» **Required action**
Line by line, output the material without altering anything.

Start of Block

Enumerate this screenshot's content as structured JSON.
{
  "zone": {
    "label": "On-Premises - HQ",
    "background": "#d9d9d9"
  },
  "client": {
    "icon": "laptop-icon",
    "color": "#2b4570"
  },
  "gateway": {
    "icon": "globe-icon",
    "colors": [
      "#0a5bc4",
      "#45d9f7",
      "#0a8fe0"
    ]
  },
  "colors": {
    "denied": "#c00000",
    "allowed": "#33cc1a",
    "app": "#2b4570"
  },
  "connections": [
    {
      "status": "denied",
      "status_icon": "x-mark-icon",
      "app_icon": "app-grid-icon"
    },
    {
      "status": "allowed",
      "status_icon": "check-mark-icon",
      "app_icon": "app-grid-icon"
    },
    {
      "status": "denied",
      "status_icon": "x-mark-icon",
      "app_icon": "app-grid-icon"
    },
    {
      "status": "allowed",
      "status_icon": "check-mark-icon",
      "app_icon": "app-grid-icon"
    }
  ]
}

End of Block

» **Exercise solution**
Enumerate this screenshot's content as structured JSON.
{
  "zone": {
    "label": "On-Premises - HQ",
    "background": "#d9d9d9"
  },
  "client": {
    "icon": "laptop-icon",
    "color": "#2b4570"
  },
  "gateway": {
    "icon": "globe-icon",
    "colors": [
      "#0a5bc4",
      "#45d9f7",
      "#0a8fe0"
    ]
  },
  "colors": {
    "denied": "#c00000",
    "allowed": "#33cc1a",
    "app": "#2b4570"
  },
  "connections": [
    {
      "status": "denied",
      "status_icon": "x-mark-icon",
      "app_icon": "app-grid-icon"
    },
    {
      "status": "allowed",
      "status_icon": "check-mark-icon",
      "app_icon": "app-grid-icon"
    },
    {
      "status": "denied",
      "status_icon": "x-mark-icon",
      "app_icon": "app-grid-icon"
    },
    {
      "status": "allowed",
      "status_icon": "check-mark-icon",
      "app_icon": "app-grid-icon"
    }
  ]
}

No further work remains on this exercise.